To cut a long story short, the existing cats in the household weren't sterilised, and the condition of the household was far from ideal. The home was not meshed up, the cats were being fed raw, uncooked food, there was no litter, etc.
Fortunately, the feeder was able to get the cats back, but in the first place, it's important to make sure that the cats go to a good home. Sometimes, some people are so excited that someone will take a kitten, that they give it away with no questions asked.
I have been asked by a desperate foster to help her 'catnap' the cat back because the adopter would not let her in again and the foster was worried about the adopter's ability to care for the cat. I found another cat literally matted in dried defecation.
Some people think that the ultimate goal is to find homes off the street for community cats. It really isn't. The goal is to find GOOD homes for cats that can be adopted out. I know of caregivers that are definitely taking better care of the cats than some 'adopters'.
You have to wonder, which is worse? To live life on the street, cared for by someone, fed regularly and sterilised? Or to have a cat enter a household where it is unsterilised, has several kittens, is fed badly, and gets no or scant medical attention? The former might well live longer. The latter may well continue the cycle of misery by having more kittens that live under the same conditions.
There are far worse things than living on the streets.
Wednesday, July 8, 2009
There was also no link to my followup blog posts which are here, here and here. This may give an incomplete picture of what has been happening - or at least what was happening when I went down almost two years ago.
The person who contacted me about this case was helping out but wasn't the feeder and thus was limited in what he could do. The management had gone down a few times and opened the place up - but unfortunately, there doesn't seem to be an attempt to plug up the holes. The building was also apparently in bad condition and would be unsafe to walk into.
Worse, at least when I was there, at least one feeder was still feeding the cats inside by throwing food in. The woman I met was worried that the cats would be hungry, but throwing more food in does nothing but encourage the cats to stay in, especially when the doors were open as on the day I went down.

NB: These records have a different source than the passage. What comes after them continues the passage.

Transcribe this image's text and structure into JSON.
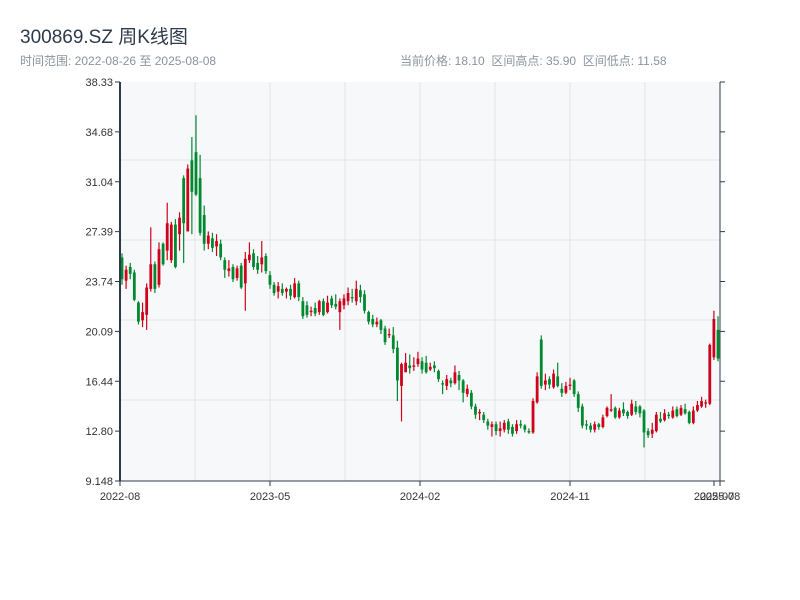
{
  "header": {
    "title": "300869.SZ 周K线图",
    "range": "时间范围: 2022-08-26 至 2025-08-08",
    "stats": "当前价格: 18.10  区间高点: 35.90  区间低点: 11.58"
  },
  "colors": {
    "up": "#d0021b",
    "down": "#00892f",
    "plot_bg": "#f6f8fa",
    "grid": "#e2e5ea",
    "axis": "#2d3a4b"
  },
  "chart_data": {
    "type": "candlestick",
    "title": "300869.SZ 周K线图",
    "ylim": [
      9.148,
      38.33
    ],
    "yticks": [
      "38.33",
      "34.68",
      "31.04",
      "27.39",
      "23.74",
      "20.09",
      "16.44",
      "12.80",
      "9.148"
    ],
    "xticks": [
      "2022-08",
      "2023-05",
      "2024-02",
      "2024-11",
      "2025-07",
      "2025-08"
    ],
    "xtick_positions": [
      0,
      0.25,
      0.5,
      0.75,
      0.99,
      1.0
    ],
    "grid": true,
    "ohlc": [
      [
        25.5,
        25.8,
        23.5,
        23.9
      ],
      [
        23.8,
        24.9,
        23.2,
        24.6
      ],
      [
        24.8,
        25.1,
        23.9,
        24.3
      ],
      [
        24.4,
        24.6,
        22.3,
        22.4
      ],
      [
        22.2,
        22.3,
        20.6,
        20.8
      ],
      [
        20.9,
        22.2,
        20.4,
        21.5
      ],
      [
        21.3,
        23.6,
        20.2,
        23.3
      ],
      [
        23.2,
        27.7,
        23.0,
        25.0
      ],
      [
        25.0,
        25.2,
        22.9,
        23.2
      ],
      [
        23.5,
        26.6,
        23.3,
        26.1
      ],
      [
        26.5,
        26.6,
        24.9,
        25.0
      ],
      [
        26.0,
        29.5,
        25.3,
        28.0
      ],
      [
        25.3,
        28.1,
        25.1,
        27.9
      ],
      [
        27.9,
        28.3,
        24.7,
        24.8
      ],
      [
        27.2,
        28.8,
        26.0,
        28.4
      ],
      [
        31.3,
        31.5,
        25.1,
        28.0
      ],
      [
        27.4,
        32.3,
        27.4,
        32.0
      ],
      [
        32.6,
        34.3,
        27.2,
        30.3
      ],
      [
        33.2,
        35.9,
        30.0,
        30.1
      ],
      [
        31.3,
        33.0,
        27.1,
        27.3
      ],
      [
        28.6,
        29.3,
        26.0,
        26.5
      ],
      [
        26.5,
        27.4,
        26.1,
        27.1
      ],
      [
        26.9,
        27.3,
        25.9,
        26.2
      ],
      [
        26.3,
        27.2,
        25.6,
        26.7
      ],
      [
        26.5,
        26.8,
        25.3,
        25.5
      ],
      [
        25.3,
        25.5,
        24.0,
        24.6
      ],
      [
        24.5,
        25.3,
        24.1,
        24.7
      ],
      [
        24.8,
        25.0,
        23.7,
        23.9
      ],
      [
        24.0,
        24.9,
        23.8,
        24.7
      ],
      [
        24.9,
        25.1,
        23.2,
        23.3
      ],
      [
        23.6,
        25.9,
        21.6,
        25.4
      ],
      [
        25.3,
        26.6,
        25.1,
        25.7
      ],
      [
        25.8,
        26.1,
        24.6,
        24.8
      ],
      [
        25.1,
        25.6,
        24.3,
        24.6
      ],
      [
        25.0,
        26.7,
        24.4,
        25.5
      ],
      [
        25.6,
        25.8,
        24.3,
        24.5
      ],
      [
        24.2,
        24.5,
        23.2,
        23.5
      ],
      [
        23.5,
        23.7,
        22.7,
        22.9
      ],
      [
        23.0,
        23.7,
        22.5,
        23.4
      ],
      [
        23.2,
        23.6,
        22.7,
        22.9
      ],
      [
        23.0,
        23.3,
        22.5,
        23.2
      ],
      [
        23.2,
        23.5,
        22.4,
        22.7
      ],
      [
        22.6,
        24.0,
        22.5,
        23.6
      ],
      [
        23.6,
        23.8,
        22.3,
        22.6
      ],
      [
        22.3,
        22.6,
        21.0,
        21.2
      ],
      [
        22.0,
        22.3,
        21.1,
        21.3
      ],
      [
        21.5,
        21.9,
        21.2,
        21.6
      ],
      [
        21.8,
        22.2,
        21.2,
        21.4
      ],
      [
        21.5,
        22.4,
        21.3,
        22.3
      ],
      [
        22.3,
        22.5,
        21.2,
        21.3
      ],
      [
        21.5,
        22.7,
        21.4,
        22.2
      ],
      [
        22.5,
        22.7,
        21.8,
        22.0
      ],
      [
        22.1,
        22.8,
        21.7,
        21.9
      ],
      [
        21.5,
        22.5,
        20.2,
        22.3
      ],
      [
        22.0,
        22.8,
        21.7,
        22.5
      ],
      [
        22.3,
        23.3,
        22.0,
        22.9
      ],
      [
        22.6,
        23.2,
        22.2,
        22.5
      ],
      [
        22.3,
        23.8,
        22.0,
        23.2
      ],
      [
        23.1,
        23.5,
        22.2,
        22.6
      ],
      [
        22.8,
        23.1,
        21.4,
        21.6
      ],
      [
        21.5,
        21.6,
        20.6,
        20.8
      ],
      [
        21.0,
        21.3,
        20.4,
        20.6
      ],
      [
        20.6,
        21.1,
        20.4,
        20.8
      ],
      [
        20.9,
        21.0,
        19.9,
        20.2
      ],
      [
        20.3,
        20.5,
        19.1,
        19.3
      ],
      [
        19.8,
        20.3,
        19.6,
        19.9
      ],
      [
        19.8,
        20.4,
        18.5,
        18.8
      ],
      [
        18.9,
        19.4,
        15.0,
        16.5
      ],
      [
        16.1,
        17.8,
        13.5,
        17.7
      ],
      [
        17.1,
        18.5,
        17.4,
        17.8
      ],
      [
        17.6,
        18.4,
        17.0,
        17.4
      ],
      [
        17.5,
        18.2,
        17.2,
        17.6
      ],
      [
        17.7,
        18.6,
        17.5,
        18.1
      ],
      [
        17.9,
        18.2,
        17.0,
        17.3
      ],
      [
        17.8,
        18.3,
        17.0,
        17.1
      ],
      [
        17.3,
        17.8,
        17.2,
        17.5
      ],
      [
        17.6,
        17.9,
        17.1,
        17.4
      ],
      [
        17.2,
        17.3,
        16.4,
        16.6
      ],
      [
        16.3,
        16.5,
        15.5,
        16.2
      ],
      [
        16.1,
        16.9,
        15.8,
        16.6
      ],
      [
        16.5,
        16.7,
        16.0,
        16.3
      ],
      [
        16.3,
        17.6,
        16.2,
        17.1
      ],
      [
        16.9,
        17.2,
        15.8,
        16.5
      ],
      [
        16.5,
        16.6,
        14.9,
        15.6
      ],
      [
        15.5,
        16.2,
        15.3,
        15.9
      ],
      [
        15.6,
        15.8,
        14.4,
        14.6
      ],
      [
        14.6,
        14.8,
        13.7,
        14.0
      ],
      [
        14.1,
        14.4,
        13.6,
        14.2
      ],
      [
        14.0,
        14.2,
        13.4,
        13.6
      ],
      [
        13.5,
        13.7,
        12.9,
        13.2
      ],
      [
        13.1,
        13.5,
        12.4,
        13.3
      ],
      [
        13.3,
        13.5,
        12.5,
        12.8
      ],
      [
        12.8,
        13.5,
        12.4,
        13.0
      ],
      [
        12.9,
        13.6,
        12.7,
        13.4
      ],
      [
        13.5,
        13.7,
        12.6,
        12.9
      ],
      [
        13.1,
        13.3,
        12.4,
        12.6
      ],
      [
        12.8,
        13.6,
        12.6,
        13.3
      ],
      [
        13.3,
        13.6,
        13.0,
        13.2
      ],
      [
        13.2,
        13.3,
        12.7,
        12.9
      ],
      [
        12.8,
        13.0,
        12.6,
        12.7
      ],
      [
        12.7,
        15.2,
        12.6,
        15.0
      ],
      [
        14.9,
        17.1,
        14.8,
        16.8
      ],
      [
        19.5,
        19.8,
        15.9,
        16.1
      ],
      [
        16.2,
        17.0,
        15.8,
        16.5
      ],
      [
        16.6,
        16.8,
        15.9,
        16.2
      ],
      [
        16.0,
        17.3,
        15.9,
        17.0
      ],
      [
        16.8,
        17.8,
        16.0,
        16.1
      ],
      [
        15.9,
        16.3,
        15.3,
        15.6
      ],
      [
        15.6,
        16.4,
        15.5,
        16.1
      ],
      [
        16.1,
        16.7,
        15.8,
        16.2
      ],
      [
        16.5,
        16.6,
        15.3,
        15.5
      ],
      [
        15.5,
        15.7,
        14.2,
        14.5
      ],
      [
        14.6,
        14.8,
        13.0,
        13.2
      ],
      [
        13.3,
        13.6,
        12.9,
        13.2
      ],
      [
        13.2,
        13.4,
        12.7,
        12.9
      ],
      [
        12.9,
        13.5,
        12.7,
        13.3
      ],
      [
        13.3,
        13.4,
        12.9,
        13.1
      ],
      [
        13.1,
        14.0,
        13.0,
        13.8
      ],
      [
        13.9,
        14.6,
        13.8,
        14.5
      ],
      [
        14.3,
        15.5,
        14.2,
        14.4
      ],
      [
        14.5,
        14.6,
        13.7,
        13.8
      ],
      [
        13.8,
        14.5,
        13.7,
        14.3
      ],
      [
        14.4,
        14.9,
        13.9,
        14.1
      ],
      [
        14.2,
        14.3,
        13.7,
        13.9
      ],
      [
        14.0,
        15.1,
        13.9,
        14.8
      ],
      [
        14.6,
        15.0,
        14.0,
        14.2
      ],
      [
        14.6,
        14.7,
        13.8,
        14.1
      ],
      [
        14.3,
        14.4,
        11.6,
        12.7
      ],
      [
        12.8,
        13.0,
        12.3,
        12.5
      ],
      [
        12.6,
        13.4,
        12.3,
        12.9
      ],
      [
        12.8,
        14.2,
        12.7,
        14.0
      ],
      [
        13.7,
        14.2,
        13.4,
        13.5
      ],
      [
        13.6,
        14.4,
        13.5,
        14.1
      ],
      [
        14.0,
        14.2,
        13.7,
        13.9
      ],
      [
        13.8,
        14.6,
        13.7,
        14.3
      ],
      [
        14.4,
        14.6,
        13.8,
        13.9
      ],
      [
        14.0,
        14.7,
        13.9,
        14.5
      ],
      [
        14.4,
        14.8,
        14.0,
        14.1
      ],
      [
        14.2,
        14.3,
        13.3,
        13.4
      ],
      [
        13.4,
        14.6,
        13.3,
        14.3
      ],
      [
        14.3,
        15.0,
        14.2,
        14.7
      ],
      [
        14.6,
        15.3,
        14.5,
        15.0
      ],
      [
        14.8,
        15.1,
        14.5,
        14.9
      ],
      [
        14.8,
        19.2,
        14.7,
        19.1
      ],
      [
        18.2,
        21.6,
        18.0,
        21.0
      ],
      [
        20.2,
        21.2,
        17.9,
        18.1
      ]
    ]
  }
}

Obviously, thinking long term - ie how to keep the cats out - is more important than the short term, ie the cat is hungry. To that end, it would have certainly been better if there had been attempts to try and work with the management to prevent the cats from going in. Perhaps it was done, but the feeders I did meet did not seem very interested in that.
Whatever the case must have been, unfortunately because there doesn't seem to have been a long term fix, this means that this has been going on for years. I am also pretty sure the management will have long lost patience by now if the problem has been reoccurring.